Porphyrin-fused graphene nanoribbons

Nat Chem. 2024 Mar 8. doi: 10.1038/s41557-024-01477-1. Online ahead of print.

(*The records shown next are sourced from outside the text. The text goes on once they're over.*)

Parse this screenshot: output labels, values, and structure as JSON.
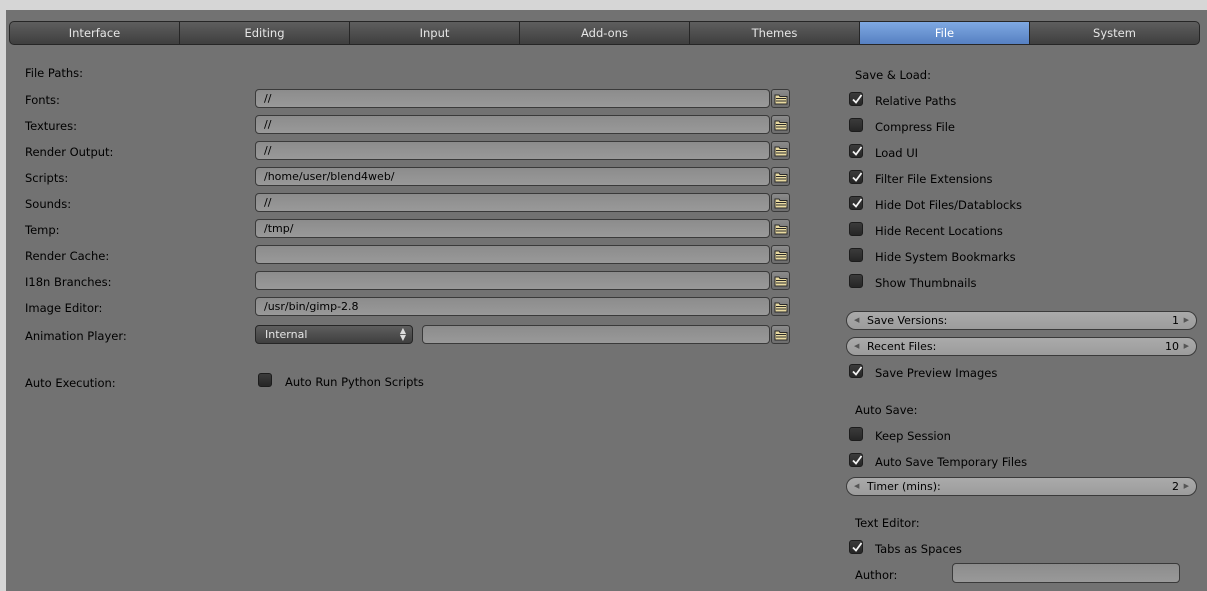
{
  "tabs": [
    {
      "label": "Interface"
    },
    {
      "label": "Editing"
    },
    {
      "label": "Input"
    },
    {
      "label": "Add-ons"
    },
    {
      "label": "Themes"
    },
    {
      "label": "File",
      "active": true
    },
    {
      "label": "System"
    }
  ],
  "file_paths": {
    "heading": "File Paths:",
    "rows": [
      {
        "label": "Fonts:",
        "value": "//"
      },
      {
        "label": "Textures:",
        "value": "//"
      },
      {
        "label": "Render Output:",
        "value": "//"
      },
      {
        "label": "Scripts:",
        "value": "/home/user/blend4web/"
      },
      {
        "label": "Sounds:",
        "value": "//"
      },
      {
        "label": "Temp:",
        "value": "/tmp/"
      },
      {
        "label": "Render Cache:",
        "value": ""
      },
      {
        "label": "I18n Branches:",
        "value": ""
      },
      {
        "label": "Image Editor:",
        "value": "/usr/bin/gimp-2.8"
      }
    ],
    "animation_player": {
      "label": "Animation Player:",
      "dropdown": "Internal",
      "value": ""
    }
  },
  "auto_execution": {
    "label": "Auto Execution:",
    "checkbox_label": "Auto Run Python Scripts",
    "checked": false
  },
  "save_load": {
    "heading": "Save & Load:",
    "options": [
      {
        "label": "Relative Paths",
        "checked": true
      },
      {
        "label": "Compress File",
        "checked": false
      },
      {
        "label": "Load UI",
        "checked": true
      },
      {
        "label": "Filter File Extensions",
        "checked": true
      },
      {
        "label": "Hide Dot Files/Datablocks",
        "checked": true
      },
      {
        "label": "Hide Recent Locations",
        "checked": false
      },
      {
        "label": "Hide System Bookmarks",
        "checked": false
      },
      {
        "label": "Show Thumbnails",
        "checked": false
      }
    ],
    "save_versions": {
      "label": "Save Versions:",
      "value": "1"
    },
    "recent_files": {
      "label": "Recent Files:",
      "value": "10"
    },
    "save_preview": {
      "label": "Save Preview Images",
      "checked": true
    }
  },
  "auto_save": {
    "heading": "Auto Save:",
    "keep_session": {
      "label": "Keep Session",
      "checked": false
    },
    "auto_save_temp": {
      "label": "Auto Save Temporary Files",
      "checked": true
    },
    "timer": {
      "label": "Timer (mins):",
      "value": "2"
    }
  },
  "text_editor": {
    "heading": "Text Editor:",
    "tabs_as_spaces": {
      "label": "Tabs as Spaces",
      "checked": true
    },
    "author": {
      "label": "Author:",
      "value": ""
    }
  }
}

Graphene nanoribbons (GNRs), nanometre-wide strips of graphene, are promising materials for fabricating electronic devices. Many GNRs have been reported, yet no scalable strategies are known for synthesizing GNRs with metal atoms and heteroaromatic units at precisely defined positions in the conjugated backbone, which would be valuable for tuning their optical, electronic and magnetic properties. Here we report the solution-phase synthesis of a porphyrin-fused graphene nanoribbon (PGNR). This PGNR has metalloporphyrins fused into a twisted fjord-edged GNR backbone; it consists of long chains (>100 nm), with a narrow optical bandgap (~1.0 eV) and high local charge mobility (>400 cm2 V-1 s-1 by terahertz spectroscopy). We use this PGNR to fabricate ambipolar field-effect transistors with appealing switching behaviour, and single-electron transistors displaying multiple Coulomb diamonds. These results open an avenue to π-extended nanostructures with engineerable electrical and magnetic properties by transposing the coordination chemistry of porphyrins into graphene nanoribbons.